(Stored data entries)
....

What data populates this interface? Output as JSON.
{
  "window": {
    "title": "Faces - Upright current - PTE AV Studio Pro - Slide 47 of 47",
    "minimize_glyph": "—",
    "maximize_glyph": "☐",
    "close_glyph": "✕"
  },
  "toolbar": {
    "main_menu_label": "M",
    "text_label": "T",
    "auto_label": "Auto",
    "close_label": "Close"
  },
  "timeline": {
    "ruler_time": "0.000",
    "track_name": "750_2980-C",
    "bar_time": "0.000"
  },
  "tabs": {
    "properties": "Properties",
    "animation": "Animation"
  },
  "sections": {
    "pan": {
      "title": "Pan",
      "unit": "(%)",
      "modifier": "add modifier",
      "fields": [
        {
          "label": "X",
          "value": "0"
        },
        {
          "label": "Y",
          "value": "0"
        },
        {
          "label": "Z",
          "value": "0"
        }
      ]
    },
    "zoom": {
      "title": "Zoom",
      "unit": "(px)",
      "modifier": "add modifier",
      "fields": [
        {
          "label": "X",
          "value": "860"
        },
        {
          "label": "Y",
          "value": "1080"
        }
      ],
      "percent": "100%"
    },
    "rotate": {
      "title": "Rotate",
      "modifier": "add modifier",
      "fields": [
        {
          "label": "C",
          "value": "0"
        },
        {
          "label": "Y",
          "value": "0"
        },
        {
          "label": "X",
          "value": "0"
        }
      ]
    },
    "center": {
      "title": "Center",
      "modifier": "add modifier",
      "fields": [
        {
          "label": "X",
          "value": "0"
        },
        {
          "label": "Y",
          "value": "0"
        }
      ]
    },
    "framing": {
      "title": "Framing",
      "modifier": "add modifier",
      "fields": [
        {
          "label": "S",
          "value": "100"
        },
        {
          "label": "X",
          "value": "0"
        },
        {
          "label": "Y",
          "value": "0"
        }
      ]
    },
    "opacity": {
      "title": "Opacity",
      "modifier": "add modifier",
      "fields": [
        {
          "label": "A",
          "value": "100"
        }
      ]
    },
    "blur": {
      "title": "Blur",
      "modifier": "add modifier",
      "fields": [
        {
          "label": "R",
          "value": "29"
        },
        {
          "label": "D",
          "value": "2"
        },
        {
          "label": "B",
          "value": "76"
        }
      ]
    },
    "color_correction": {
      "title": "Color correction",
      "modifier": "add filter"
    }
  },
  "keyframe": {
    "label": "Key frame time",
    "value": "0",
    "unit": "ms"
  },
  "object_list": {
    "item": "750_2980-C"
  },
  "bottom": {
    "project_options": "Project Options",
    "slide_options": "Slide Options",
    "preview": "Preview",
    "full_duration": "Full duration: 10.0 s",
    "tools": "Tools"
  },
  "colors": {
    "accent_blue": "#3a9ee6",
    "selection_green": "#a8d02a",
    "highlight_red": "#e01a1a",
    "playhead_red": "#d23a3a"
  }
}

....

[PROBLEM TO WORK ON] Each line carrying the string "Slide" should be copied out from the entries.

[ANSWER TO THIS PROBLEM]
    "title": "Faces - Upright current - PTE AV Studio Pro - Slide 47 of 47",
    "slide_options": "Slide Options",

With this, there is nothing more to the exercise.